which is based on the Christian story of the fall of humanity.Making Satan the main antagonist of the poem, Milton shows the inner struggle in the character’s soul and the process of his devolution, depicting him as a fallen angel gradually transforming into a devil.Tags: Jack Gilbert'S Poetry EssaysProfessional Resume Writing Service BrisbaneMedical Surgical Nursing Critical Thinking For Collaborative CareStatic Assignment5 Year Business Plan ExamplesThe Help By Kathryn Stockett EssayHow To Write A Real Estate Business PlanPediatric Surgery Personal StatementUt Texas Homework
Convincing his followers to make evil out of good, Satan sounds persuasive.

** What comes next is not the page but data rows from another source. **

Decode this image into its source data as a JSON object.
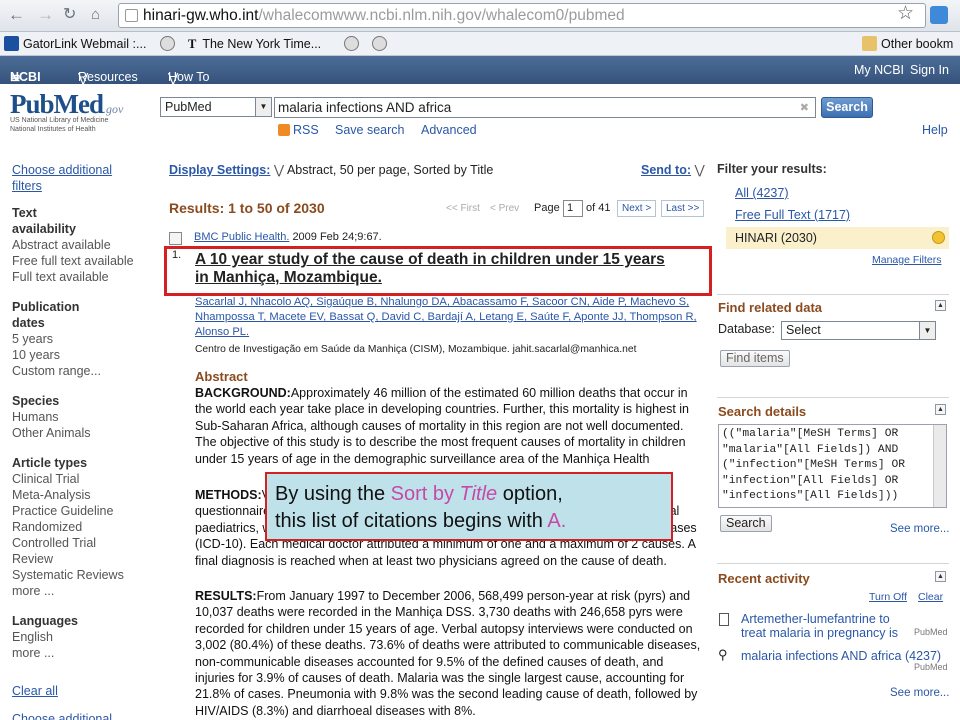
{
  "browser": {
    "url_domain": "hinari-gw.who.int",
    "url_path": "/whalecomwww.ncbi.nlm.nih.gov/whalecom0/pubmed",
    "bookmarks": [
      "GatorLink Webmail :...",
      "The New York Time...",
      "Other bookm"
    ]
  },
  "ncbi": {
    "logo": "NCBI",
    "resources": "Resources",
    "howto": "How To",
    "mync": "My NCBI",
    "signin": "Sign In"
  },
  "header": {
    "logo": "PubMed",
    "logo_gov": ".gov",
    "logo_sub": "US National Library of Medicine\nNational Institutes of Health",
    "db": "PubMed",
    "term": "malaria infections AND africa",
    "search": "Search",
    "rss": "RSS",
    "save": "Save search",
    "advanced": "Advanced",
    "help": "Help"
  },
  "left": {
    "choose": "Choose additional filters",
    "groups": [
      {
        "title": "Text availability",
        "items": [
          "Abstract available",
          "Free full text available",
          "Full text available"
        ]
      },
      {
        "title": "Publication dates",
        "items": [
          "5 years",
          "10 years",
          "Custom range..."
        ]
      },
      {
        "title": "Species",
        "items": [
          "Humans",
          "Other Animals"
        ]
      },
      {
        "title": "Article types",
        "items": [
          "Clinical Trial",
          "Meta-Analysis",
          "Practice Guideline",
          "Randomized Controlled Trial",
          "Review",
          "Systematic Reviews",
          "more ..."
        ]
      },
      {
        "title": "Languages",
        "items": [
          "English",
          "more ..."
        ]
      }
    ],
    "clear": "Clear all",
    "choose2": "Choose additional"
  },
  "center": {
    "display_label": "Display Settings:",
    "display_value": "Abstract, 50 per page, Sorted by Title",
    "sendto": "Send to:",
    "results": "Results: 1 to 50 of 2030",
    "first": "<< First",
    "prev": "< Prev",
    "page_label": "Page",
    "page": "1",
    "of": "of 41",
    "next": "Next >",
    "last": "Last >>",
    "num": "1.",
    "journal": "BMC Public Health.",
    "date": "2009 Feb 24;9:67.",
    "title1": "A 10 year study of the cause of death in children under 15 years",
    "title2": "in Manhiça, Mozambique.",
    "authors1": "Sacarlal J, Nhacolo AQ, Sigaúque B, Nhalungo DA, Abacassamo F, Sacoor CN, Aide P, Machevo S,",
    "authors2": "Nhampossa T, Macete EV, Bassat Q, David C, Bardají A, Letang E, Saúte F, Aponte JJ, Thompson R,",
    "authors3": "Alonso PL.",
    "affil": "Centro de Investigação em Saúde da Manhiça (CISM), Mozambique. jahit.sacarlal@manhica.net",
    "abstract_head": "Abstract",
    "bg_label": "BACKGROUND:",
    "bg_text": "Approximately 46 million of the estimated 60 million deaths that occur in the world each year take place in developing countries. Further, this mortality is highest in Sub-Saharan Africa, although causes of mortality in this region are not well documented. The objective of this study is to describe the most frequent causes of mortality in children under 15 years of age in the demographic surveillance area of the Manhiça Health Research Centre, between 1997 and 2006, using verbal autopsies.",
    "methods_label": "METHODS:",
    "methods_text": "Verbal autopsies were conducted in a random sample of deaths. Each questionnaire was reviewed by three independent physicians with experience in tropical paediatrics, who assigned a cause according to the International Classification of Diseases (ICD-10). Each medical doctor attributed a minimum of one and a maximum of 2 causes. A final diagnosis is reached when at least two physicians agreed on the cause of death.",
    "results_label": "RESULTS:",
    "results_text": "From January 1997 to December 2006, 568,499 person-year at risk (pyrs) and 10,037 deaths were recorded in the Manhiça DSS. 3,730 deaths with 246,658 pyrs were recorded for children under 15 years of age. Verbal autopsy interviews were conducted on 3,002 (80.4%) of these deaths. 73.6% of deaths were attributed to communicable diseases, non-communicable diseases accounted for 9.5% of the defined causes of death, and injuries for 3.9% of causes of death. Malaria was the single largest cause, accounting for 21.8% of cases. Pneumonia with 9.8% was the second leading cause of death, followed by HIV/AIDS (8.3%) and diarrhoeal diseases with 8%."
  },
  "callout": {
    "pre": "By using the ",
    "sort": "Sort by ",
    "title": "Title",
    "mid": " option,",
    "line2": "this list of citations begins with ",
    "a": "A."
  },
  "right": {
    "filter_head": "Filter your results:",
    "filters": [
      "All (4237)",
      "Free Full Text (1717)",
      "HINARI (2030)"
    ],
    "manage": "Manage Filters",
    "related_head": "Find related data",
    "database_label": "Database:",
    "database_value": "Select",
    "find_items": "Find items",
    "details_head": "Search details",
    "details_lines": [
      "((\"malaria\"[MeSH Terms] OR",
      "\"malaria\"[All Fields]) AND",
      "(\"infection\"[MeSH Terms] OR",
      "\"infection\"[All Fields] OR",
      "\"infections\"[All Fields]))"
    ],
    "search_btn": "Search",
    "see_more": "See more...",
    "recent_head": "Recent activity",
    "turn_off": "Turn Off",
    "clear": "Clear",
    "recent": [
      {
        "text": "Artemether-lumefantrine to treat malaria in pregnancy is assoc",
        "source": "PubMed"
      },
      {
        "text": "malaria infections AND africa (4237)",
        "source": "PubMed"
      }
    ],
    "see_more2": "See more..."
  }
}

In general, Milton’s presentation of the main negative character in the first book surprisingly makes Satan look as a hero of the poem.
The beginning of the process of Satan’s devolution is depicted in the first book when this character starts forming an army of fallen angels, planning a rebellion against God.
The main factors which influenced Satan’s decision to organize an attack on God were his arrogance, enviousness and unruliness.
The main fallen angel prefers reigning in Hell to serving in Heaven.
Even coming to realization that God’s power cannot be overcome, Satan suggests uniting the efforts of all his followers for planning a rebellion against God.
When speaking about the biblical themes and images in the “Paradise Lost” it is important to point out the numerous dreams that the author used.
John Milton’s use of dreams in the work evolves from a long tradition in epics and other literature.
Later Eve told Adam that she heard a “gentle voice, I thought it thine” (37) speaking to her: Why sleep’st thou Eve?
Now is the pleasant time, The cool, the silent, save where silence yields To the night-warbling Bird, that now awake Tunes sweetest his love-labor’d song; now reigns Full Orb’d the Moon, and with more pleasing light Shadowy sets off the face of things; in vain, If none regard; Heav’n wakes with all his eyes, Whom to behold but thee, Nature’s desire, In whose sight all things joy, with ravishment Attracted by thy beauty still to gaze.